Friday, December 28, 2012

Memories of Christmas Past

Christmas Tree at Piazzale Michelangelo, Firenze

I was just reading a lovely little blog by a young girl who is traveling in Italy with her family, and it reminded me of the wonderful holiday we spent there last year.  Italy really loves Christmas, the celebration is so wonderful, there are lights, people everywhere and just such a wonderful feeling at this time of year.  After reading Phoebe's post, I decided I would write down some of my favourite things about Christmas in Italy, many of the traditions that have followed us home to Canada.

I was always taken by the abundance of religious iconography around Italy, such as the roadside Madonnas, and at Christmas the main theme was the precepe, or nativity scene.  They were everywhere, some small, some large, some truly spectacular. Some of my favourites are posted here.  I loved how people would set them up on large tables in front of their houses, complete with star covered foil paper, and some were just tucked into a small window sill.

This was set up on the lawn at a house in our village.

This one in a nearby town was life sized stuffed figures.

The lovely coffee shop in Monte San Savino, made of marzipan and profiteroles.

This was on the windowsill of a house on a busy street in Arezzo.

One of very favourites was the one in an old Fiat 500.

This was a beautiful precepe at our good friends, she has carefully collected the figures over many years.  All made by the same craftsman.

This one in a church in Arezzo ran on a sound and light loop that lasted 10 minutes.  There was even flowing water.

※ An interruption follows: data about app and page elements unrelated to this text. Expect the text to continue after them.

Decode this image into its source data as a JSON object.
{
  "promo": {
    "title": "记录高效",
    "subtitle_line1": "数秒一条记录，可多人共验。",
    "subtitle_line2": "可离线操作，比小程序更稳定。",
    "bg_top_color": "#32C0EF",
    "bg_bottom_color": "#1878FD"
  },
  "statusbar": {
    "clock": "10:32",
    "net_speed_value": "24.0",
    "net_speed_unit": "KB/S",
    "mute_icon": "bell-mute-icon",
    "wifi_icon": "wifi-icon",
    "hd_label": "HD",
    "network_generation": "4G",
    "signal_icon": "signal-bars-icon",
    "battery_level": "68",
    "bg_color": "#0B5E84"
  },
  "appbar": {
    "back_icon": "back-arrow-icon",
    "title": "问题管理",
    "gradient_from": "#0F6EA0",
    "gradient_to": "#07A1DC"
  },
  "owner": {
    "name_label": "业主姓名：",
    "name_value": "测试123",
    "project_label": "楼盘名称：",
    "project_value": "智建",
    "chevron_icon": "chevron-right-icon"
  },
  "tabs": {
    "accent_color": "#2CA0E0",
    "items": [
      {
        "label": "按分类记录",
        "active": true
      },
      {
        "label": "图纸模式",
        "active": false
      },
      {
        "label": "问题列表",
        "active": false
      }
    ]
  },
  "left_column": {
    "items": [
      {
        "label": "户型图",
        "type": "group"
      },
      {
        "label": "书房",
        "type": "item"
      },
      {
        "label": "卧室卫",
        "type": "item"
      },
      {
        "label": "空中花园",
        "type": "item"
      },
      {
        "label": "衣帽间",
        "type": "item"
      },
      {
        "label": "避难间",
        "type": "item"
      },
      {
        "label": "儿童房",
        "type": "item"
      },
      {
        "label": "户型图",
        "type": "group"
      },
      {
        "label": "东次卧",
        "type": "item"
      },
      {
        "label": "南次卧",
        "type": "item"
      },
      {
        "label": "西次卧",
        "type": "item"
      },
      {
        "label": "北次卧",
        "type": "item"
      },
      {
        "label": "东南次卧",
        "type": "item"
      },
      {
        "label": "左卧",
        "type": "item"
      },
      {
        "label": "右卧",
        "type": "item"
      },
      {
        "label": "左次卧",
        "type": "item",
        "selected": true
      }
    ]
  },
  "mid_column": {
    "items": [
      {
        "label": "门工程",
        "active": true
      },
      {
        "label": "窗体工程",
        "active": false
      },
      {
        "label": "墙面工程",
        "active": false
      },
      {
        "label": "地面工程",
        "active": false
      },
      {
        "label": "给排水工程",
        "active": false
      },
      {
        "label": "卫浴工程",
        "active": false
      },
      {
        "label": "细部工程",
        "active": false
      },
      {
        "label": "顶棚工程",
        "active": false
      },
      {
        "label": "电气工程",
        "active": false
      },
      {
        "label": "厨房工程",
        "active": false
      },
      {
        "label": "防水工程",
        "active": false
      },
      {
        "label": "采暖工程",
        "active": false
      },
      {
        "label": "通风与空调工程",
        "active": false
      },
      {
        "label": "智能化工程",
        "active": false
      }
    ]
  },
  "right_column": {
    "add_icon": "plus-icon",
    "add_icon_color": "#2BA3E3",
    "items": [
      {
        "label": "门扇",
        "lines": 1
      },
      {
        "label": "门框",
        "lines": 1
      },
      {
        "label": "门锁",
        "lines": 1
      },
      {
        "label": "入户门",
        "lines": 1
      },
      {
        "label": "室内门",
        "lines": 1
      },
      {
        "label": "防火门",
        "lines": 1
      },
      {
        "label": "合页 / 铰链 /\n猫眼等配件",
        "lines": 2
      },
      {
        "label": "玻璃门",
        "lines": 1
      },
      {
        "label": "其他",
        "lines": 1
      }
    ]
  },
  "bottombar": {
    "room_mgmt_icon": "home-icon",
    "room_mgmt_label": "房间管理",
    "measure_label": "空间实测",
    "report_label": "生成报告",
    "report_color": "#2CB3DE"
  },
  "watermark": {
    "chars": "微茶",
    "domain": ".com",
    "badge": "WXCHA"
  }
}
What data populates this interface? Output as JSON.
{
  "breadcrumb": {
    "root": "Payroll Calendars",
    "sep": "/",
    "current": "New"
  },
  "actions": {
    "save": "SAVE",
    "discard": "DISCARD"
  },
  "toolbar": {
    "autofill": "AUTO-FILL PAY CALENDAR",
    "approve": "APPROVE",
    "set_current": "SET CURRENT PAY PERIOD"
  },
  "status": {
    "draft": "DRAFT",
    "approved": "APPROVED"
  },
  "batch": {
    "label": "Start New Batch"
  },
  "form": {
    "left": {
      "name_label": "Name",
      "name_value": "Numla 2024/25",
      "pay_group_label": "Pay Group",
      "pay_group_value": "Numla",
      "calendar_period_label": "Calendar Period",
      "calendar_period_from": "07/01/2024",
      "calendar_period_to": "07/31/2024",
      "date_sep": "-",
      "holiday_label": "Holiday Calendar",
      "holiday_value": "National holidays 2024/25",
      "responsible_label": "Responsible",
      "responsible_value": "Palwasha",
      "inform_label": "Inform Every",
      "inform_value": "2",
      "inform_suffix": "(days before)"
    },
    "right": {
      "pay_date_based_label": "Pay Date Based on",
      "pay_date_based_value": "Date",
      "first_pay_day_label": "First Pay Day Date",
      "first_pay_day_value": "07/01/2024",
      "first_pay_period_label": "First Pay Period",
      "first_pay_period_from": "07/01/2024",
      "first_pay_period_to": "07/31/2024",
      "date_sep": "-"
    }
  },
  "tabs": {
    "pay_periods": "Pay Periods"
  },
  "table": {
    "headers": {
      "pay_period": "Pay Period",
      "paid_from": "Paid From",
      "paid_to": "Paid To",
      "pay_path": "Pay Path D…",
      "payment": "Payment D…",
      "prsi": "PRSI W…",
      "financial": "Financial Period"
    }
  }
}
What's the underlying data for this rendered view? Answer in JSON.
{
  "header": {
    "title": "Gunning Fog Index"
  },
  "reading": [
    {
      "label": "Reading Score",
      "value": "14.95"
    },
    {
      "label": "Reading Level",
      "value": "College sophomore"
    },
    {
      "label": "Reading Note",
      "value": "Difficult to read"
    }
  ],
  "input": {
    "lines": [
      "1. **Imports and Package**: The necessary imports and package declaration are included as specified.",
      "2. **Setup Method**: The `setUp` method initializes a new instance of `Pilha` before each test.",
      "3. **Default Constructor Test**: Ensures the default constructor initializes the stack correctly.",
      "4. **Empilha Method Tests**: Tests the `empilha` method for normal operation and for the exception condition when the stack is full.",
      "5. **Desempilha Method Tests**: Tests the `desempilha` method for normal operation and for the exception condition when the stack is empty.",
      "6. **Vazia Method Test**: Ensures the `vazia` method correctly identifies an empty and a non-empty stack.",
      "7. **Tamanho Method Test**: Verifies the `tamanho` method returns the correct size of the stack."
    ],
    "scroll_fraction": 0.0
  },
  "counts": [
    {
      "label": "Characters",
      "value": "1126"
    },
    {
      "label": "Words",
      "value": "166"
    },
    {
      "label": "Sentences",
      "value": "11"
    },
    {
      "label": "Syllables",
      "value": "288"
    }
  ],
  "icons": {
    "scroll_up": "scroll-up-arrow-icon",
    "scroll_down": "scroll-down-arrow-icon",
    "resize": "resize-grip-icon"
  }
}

In Tuscany they call Santa Claus, Babbo Natale (Father Christmas).  And it seems he is the same as what we have here, but for me, the big star of the holidays was Befana.  I wrote a post about her last year, but as she is pretty fresh in the minds of my children, I decided she could use another mention.  Befana actually doesn't show up until the Epiphany, she flies around Italy on her broom, (but she is not a Witch), taking candy to the good children and 'carbona' or coal to the naughty ones.

Last year we made a felted Befana and the lovely woman in the newsagent where we lived gave us a Befana stocking so we could hang it to be filled on the eve of the Epiphany.  When we went through town on the evening of January 5th, there was one of the village ladies dressed as an old woman, as Befana, riding through town in a cart pulled by a donkey.  The children loved it.  I had one of the children at the preschool even come in the following week with a big container of 'carbona'.  The 'carbona' seemed to be some sort of black honeycomb like candy, I regret now that I didn't try it while I had the chance, and as I had been good, the Befana only left candy for me;)

I am happy to be home and celebrating Christmas and the holidays with friends and family here.  I am happy to bring back some of the great traditions we learned, and I really do look back fondly on our holiday season last year, it was such a wonderful experience.  The lights were amazing.  Oh, and the most amazing Cannoli I have ever tasted.....